Photo by Andrew Fox
By Heidi Hoffer
A collection of doors by themselves, all lined up like books on a shelf as part of a theatre’s inventory seems lifeless and undemanding. Most doors are even missing knobs because those are another design choice to be made. When drafted in AutoCAD or Vectorworks, doors look very clinical and have no personality. (Plates of hand drafting have the draftsperson’s personality but the door still has no personality.)
A designer has an image in his/her head, usually in 3 dimensions, about the door. You consider how tall, how wide, how many hinges, whether or not it is wood or metal and so on. You take in to consideration whether or not both sides of the doors are seen. You consider the swing arc of the door and whether or not the door is slammed once or repeatedly. You consider the door in relation to the actual materials of the walls (which can be cloth covered or hard covered) to decide if the door needs to be a dependent or independent unit, or if it is painted or glued onto the walls.

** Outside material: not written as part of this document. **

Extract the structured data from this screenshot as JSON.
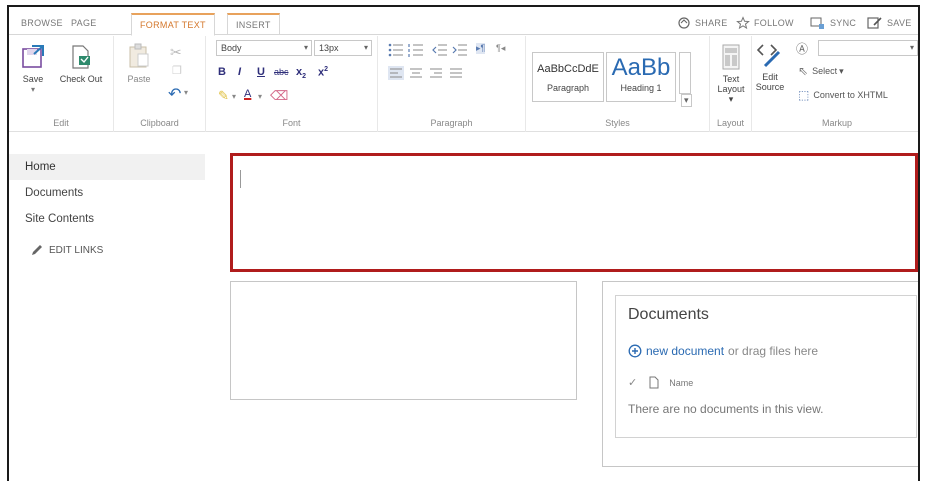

Pencil Sketch of Door for "Moon Over Buffalo" by Heidi Hoffer
Painter's Elevation of Door for "Moliere" by Heidi Hoffer
A pencil sketch of a door starts to have some personality. The door is sketched with a purpose in mind for a particular play for a particular manner of use. The styles of the sketch and the things on or surrounding the door start to tell us more about the door by context.